Mistake #3: Equating organizational hierarchy with buying influence

Many CRMs and other sales technologies provide tools for recording the organizational structure within the prospect’s company. In the absence of technology for this, sales teams may maintain an “org chart” on a whiteboard in a conference room.

These are important visuals to have, but they can lead to the mistaken assumption that the goal of the salesperson is to get as high up the org chart as they can, on the belief that the person “at the top” is the primary “decision maker.”

In most organizations, this is not the case all the time, or even most of the time. Anyone at any point on the org chart can have make-or-break power or influence in a decision. In fact, people outside the org chart can have dramatic influence, depending on the situation. Vendors, partners, and even spouses and other family members outside the company can have an impact.

How to identify all the buying decision makers and get to the close faster

Salespeople who are skilled in identifying, assessing, and aligning all of the relevant decision makers and influencers early in the sales process will always outperform those who don’t have those skills.

The first thing for salespeople to do is simply to acknowledge and accept that the three mistakes above are mistakes. Then they must learn to access all of the people influencing the decision early.

Different methodologies teach different ways of doing this, but one very simple approach is for the salesperson to tell the truth.

A statement like this can work: “I understand you are the primary decision maker for this purchase. In our experience, even when there’s a single budget holder, there are many people who will be impacted by and may have opinions about the decision. When these people are brought in late in the decision, it can cause confusion and distraction, just like someone coming in late to a movie. Instead, why don’t we bring everyone in now, and get everyone on the same page, so we avoid wasting anyone’s time.” Depending on the type of decision, it may also be a good idea to engage with each one individually before bringing them into the same meeting, to ensure that they are already somewhat aligned.

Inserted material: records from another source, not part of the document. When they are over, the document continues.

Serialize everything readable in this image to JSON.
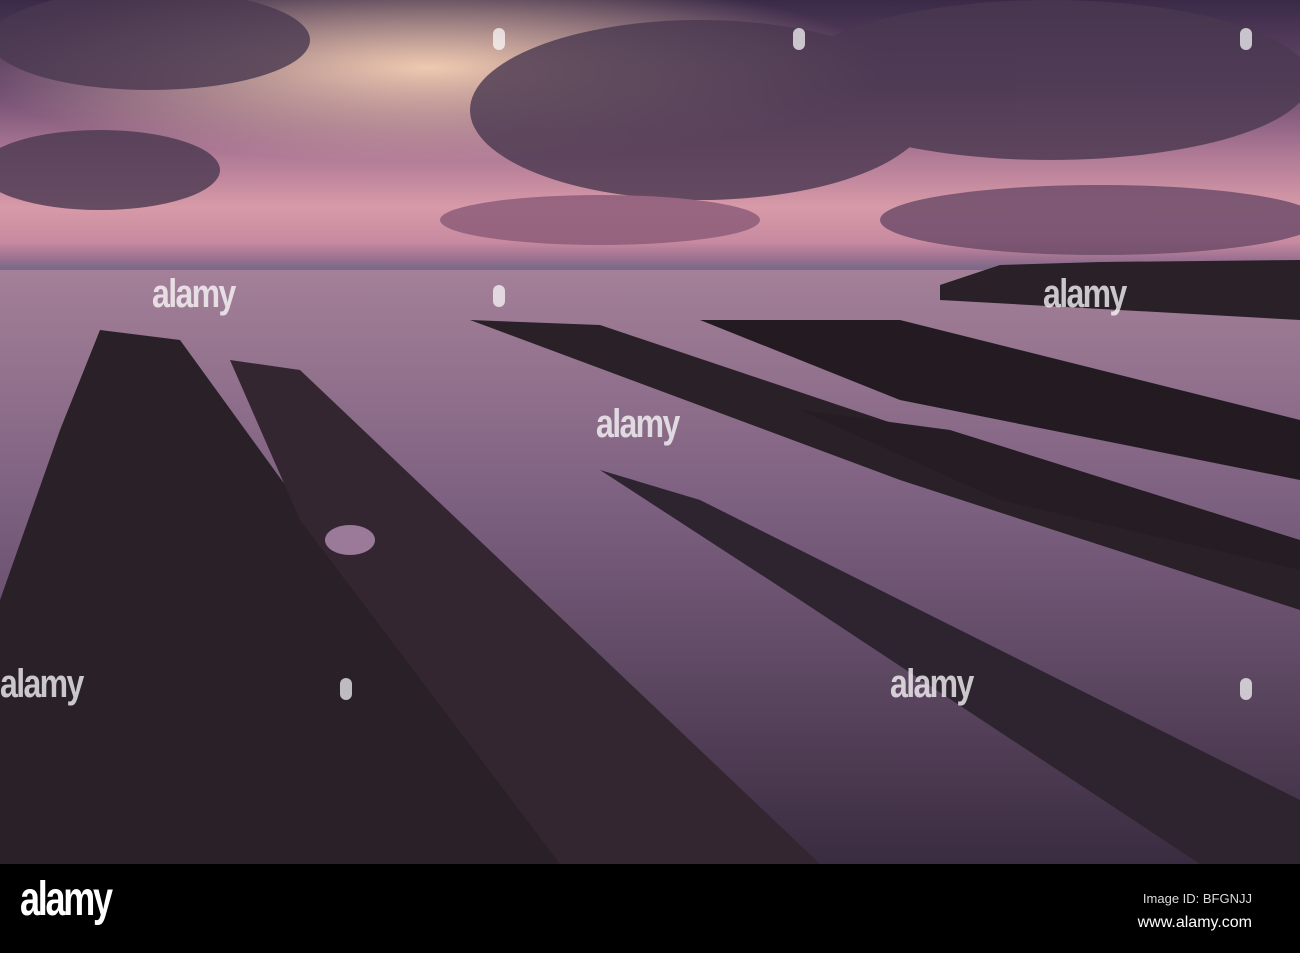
{
  "photo": {
    "subject": "rocky shore at sunset",
    "watermark_text": "alamy",
    "colors": {
      "sky_glow": "#d79aa8",
      "mist": "#8a6c8c",
      "rock": "#2a2028"
    }
  },
  "footer": {
    "logo": "alamy",
    "image_id": "Image ID: BFGNJJ",
    "url": "www.alamy.com"
  }
}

The salesperson can then use questioning techniques to begin building a decision team map that is separate from the org chart. This chart should identify anyone who will influence the decision, as well as their role in the decision and their attitude toward it. A decision team map may include may include roles like:

  • The budget owner
  • A champion
  • Executives
  • Users
  • Managers
  • Vendors, partners, consultants

Ideally, this chart will live inside the salesperson’s CRM much the way the org chart does. Where most CRMs provide an org chart tool, Membrain also provides a visual tool for charting and understanding the entire decision making network. Our tool can display everyone who is involved in the decision, as well as their role in the company, their role in the decision, and their attitude toward the purchase.

Salespeople can build their influencer map as they go, and use it to tailor messaging and communications with everyone involved, early in the process. Working with all decision makers and influencers early in the process helps to ensure their buy-in, and avoid late-game stalling.

I’d love to show you how our tool makes it easy for salespeople to align the sales process to each buyer’s individual journey. Contact us for a demo today.

George Brontén
Published August 15, 2018, written by

George Brontén

George is the founder & CEO of Membrain, the Sales Enablement CRM that makes it easy to execute your sales strategy. A life-long entrepreneur with 20 years of experience in the software space and a passion for sales and marketing. With the life motto "Don't settle for mainstream", he is always looking for new ways to achieve improved business results using innovative software, skills and processes.

New Call-to-action